Second, without becoming obsessed with ourselves, we need to realize how beautiful and valuable we are to God. We live in a world trying to make everyone fit into one, society-designed mold. But the Lord wants us be to individuals, fit to do specific aspects of His multifaceted work. We need to rejoice in the fact that God loves us and can use us today as we are, if we’d just clean up a little bit and get rid of our envy. We don’t have to look like or be like someone else to glorify our Saviour.

And then third, be honest with yourself. “But if ye have bitter envying and strife in your hearts, glory not and lie not against the truth” – James 3:14. Isn’t a lot of jealousy like this – “I am just as good as he is; I want what he has?” Sometimes the truth is – we aren’t like that other that fella in some areas, and we can’t afford what he has. Humble people have no time to be jealous – they are too busy counting Lord’s blessings. “Humble yourself, therefore, under the mighty hand of God that he may exalt you in due time…”

The fourth thing to do in fighting this sin, but perhaps the first thing in order, confess it to the Lord. Plead with the Lord for help. Recognize that it is a problem. You “can do all things through Christ which strengtheneth” you.

Believe it or not, there are probably people who are jealous of you.

That may be hard to accept, but the truth is we all have things which others wish they possessed.
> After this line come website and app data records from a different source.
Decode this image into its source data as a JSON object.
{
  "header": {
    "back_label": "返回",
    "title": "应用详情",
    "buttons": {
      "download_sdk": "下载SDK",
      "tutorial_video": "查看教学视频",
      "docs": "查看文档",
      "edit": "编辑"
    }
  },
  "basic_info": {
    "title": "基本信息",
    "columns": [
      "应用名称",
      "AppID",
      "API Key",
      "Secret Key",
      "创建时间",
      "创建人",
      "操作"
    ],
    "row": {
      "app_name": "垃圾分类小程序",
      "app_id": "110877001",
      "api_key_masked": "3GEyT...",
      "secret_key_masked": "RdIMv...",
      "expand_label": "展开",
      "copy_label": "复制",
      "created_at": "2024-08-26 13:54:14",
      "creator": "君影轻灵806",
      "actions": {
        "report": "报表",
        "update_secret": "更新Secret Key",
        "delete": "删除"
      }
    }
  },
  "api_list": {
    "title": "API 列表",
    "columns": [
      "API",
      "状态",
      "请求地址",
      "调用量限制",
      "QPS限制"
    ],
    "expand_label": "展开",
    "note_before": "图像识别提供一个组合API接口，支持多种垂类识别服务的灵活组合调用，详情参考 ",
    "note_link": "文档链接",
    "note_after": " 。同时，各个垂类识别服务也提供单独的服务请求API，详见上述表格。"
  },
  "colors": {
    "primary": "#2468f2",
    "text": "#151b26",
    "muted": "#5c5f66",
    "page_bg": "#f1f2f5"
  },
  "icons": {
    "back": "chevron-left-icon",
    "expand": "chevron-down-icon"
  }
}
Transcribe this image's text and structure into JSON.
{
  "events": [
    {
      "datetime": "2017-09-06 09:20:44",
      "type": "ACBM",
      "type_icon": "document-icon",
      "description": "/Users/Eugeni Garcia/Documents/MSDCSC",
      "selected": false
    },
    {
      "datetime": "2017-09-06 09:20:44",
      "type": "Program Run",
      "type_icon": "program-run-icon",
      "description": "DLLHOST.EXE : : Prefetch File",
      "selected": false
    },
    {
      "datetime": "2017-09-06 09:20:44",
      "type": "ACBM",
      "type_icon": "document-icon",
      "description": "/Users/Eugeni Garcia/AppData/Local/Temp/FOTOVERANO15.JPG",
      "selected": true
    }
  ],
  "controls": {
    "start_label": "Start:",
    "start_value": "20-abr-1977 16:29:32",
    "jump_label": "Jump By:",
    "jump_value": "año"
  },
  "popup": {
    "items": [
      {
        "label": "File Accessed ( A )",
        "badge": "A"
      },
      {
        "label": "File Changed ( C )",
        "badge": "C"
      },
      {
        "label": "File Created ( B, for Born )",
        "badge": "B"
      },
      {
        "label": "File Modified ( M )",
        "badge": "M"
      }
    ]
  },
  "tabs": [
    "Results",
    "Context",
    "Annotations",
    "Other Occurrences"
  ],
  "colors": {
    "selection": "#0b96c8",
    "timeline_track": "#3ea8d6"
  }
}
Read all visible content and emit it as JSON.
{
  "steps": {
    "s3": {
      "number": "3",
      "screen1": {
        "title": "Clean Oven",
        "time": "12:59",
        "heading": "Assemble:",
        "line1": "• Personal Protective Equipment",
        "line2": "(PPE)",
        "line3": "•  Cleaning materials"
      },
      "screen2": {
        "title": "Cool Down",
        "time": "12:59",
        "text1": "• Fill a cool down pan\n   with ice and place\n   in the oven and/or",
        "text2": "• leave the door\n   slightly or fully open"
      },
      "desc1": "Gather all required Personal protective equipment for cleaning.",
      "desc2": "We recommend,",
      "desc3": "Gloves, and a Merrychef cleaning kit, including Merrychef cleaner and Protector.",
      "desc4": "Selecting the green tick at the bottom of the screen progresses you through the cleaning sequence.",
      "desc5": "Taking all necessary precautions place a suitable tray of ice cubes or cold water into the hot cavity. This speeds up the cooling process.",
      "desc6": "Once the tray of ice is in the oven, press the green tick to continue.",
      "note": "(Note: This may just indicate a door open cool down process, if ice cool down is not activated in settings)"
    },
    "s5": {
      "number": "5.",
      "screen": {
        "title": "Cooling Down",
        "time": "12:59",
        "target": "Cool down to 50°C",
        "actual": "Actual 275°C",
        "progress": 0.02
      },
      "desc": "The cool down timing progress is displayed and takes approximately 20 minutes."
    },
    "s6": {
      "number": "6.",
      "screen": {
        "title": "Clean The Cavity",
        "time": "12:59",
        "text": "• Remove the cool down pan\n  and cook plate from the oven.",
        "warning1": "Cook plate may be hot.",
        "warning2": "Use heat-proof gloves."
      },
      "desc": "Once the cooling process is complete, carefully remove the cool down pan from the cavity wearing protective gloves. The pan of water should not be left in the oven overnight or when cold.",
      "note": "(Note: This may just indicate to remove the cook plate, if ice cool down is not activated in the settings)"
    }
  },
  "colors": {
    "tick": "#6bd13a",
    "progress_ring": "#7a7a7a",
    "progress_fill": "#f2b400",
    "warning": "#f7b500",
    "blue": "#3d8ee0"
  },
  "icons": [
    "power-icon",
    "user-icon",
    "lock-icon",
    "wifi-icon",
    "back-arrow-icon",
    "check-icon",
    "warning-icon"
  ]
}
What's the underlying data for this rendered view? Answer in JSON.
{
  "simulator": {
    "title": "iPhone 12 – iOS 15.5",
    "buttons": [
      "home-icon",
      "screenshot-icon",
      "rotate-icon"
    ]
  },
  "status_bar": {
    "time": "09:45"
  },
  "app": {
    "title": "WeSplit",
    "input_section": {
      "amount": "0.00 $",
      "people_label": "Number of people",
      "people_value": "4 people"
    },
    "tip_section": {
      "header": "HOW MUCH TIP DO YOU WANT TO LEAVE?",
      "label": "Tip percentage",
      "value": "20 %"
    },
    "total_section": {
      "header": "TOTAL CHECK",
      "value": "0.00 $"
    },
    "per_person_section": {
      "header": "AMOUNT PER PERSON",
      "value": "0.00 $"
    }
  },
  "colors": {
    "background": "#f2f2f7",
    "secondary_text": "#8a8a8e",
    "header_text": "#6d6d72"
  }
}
Maybe it is not your bank account or your hair. But it might be the fact that you have very few bills, and you have reasonable health for your age. Maybe it is the calm and quiet home life that you enjoy, or your coolness under pressure. It might be that your mother is still alive, and you can talk with her any time you like. Perhaps it is all the people who love you.

While enjoying these things, remember never to provoke jealousy by your words or actions. “Let us not be desirous of vain glory, provoking one another, (or) envying one another. And minister grace to others by declaring their value to you, as they are. We all need people, and when this is true tell those people and tell them why.

Then third, when necessary, withdraw from people who show themselves to be jealous of you. If there is a problem that can be fixed, then correct it. But if the problem is irreversible, then walk away. If there is a sin more deadly than envy, its being pleased that people are envious of us.

And finally, if you are having problems with sin of any kind – there is a solution available. The Lord Jesus gave His life on Calvary for the specific purpose of defeating and destroying sin. In His precious blood there is forgiveness. And in the power of His presence and His Spirit there is victory over sins like jealousy.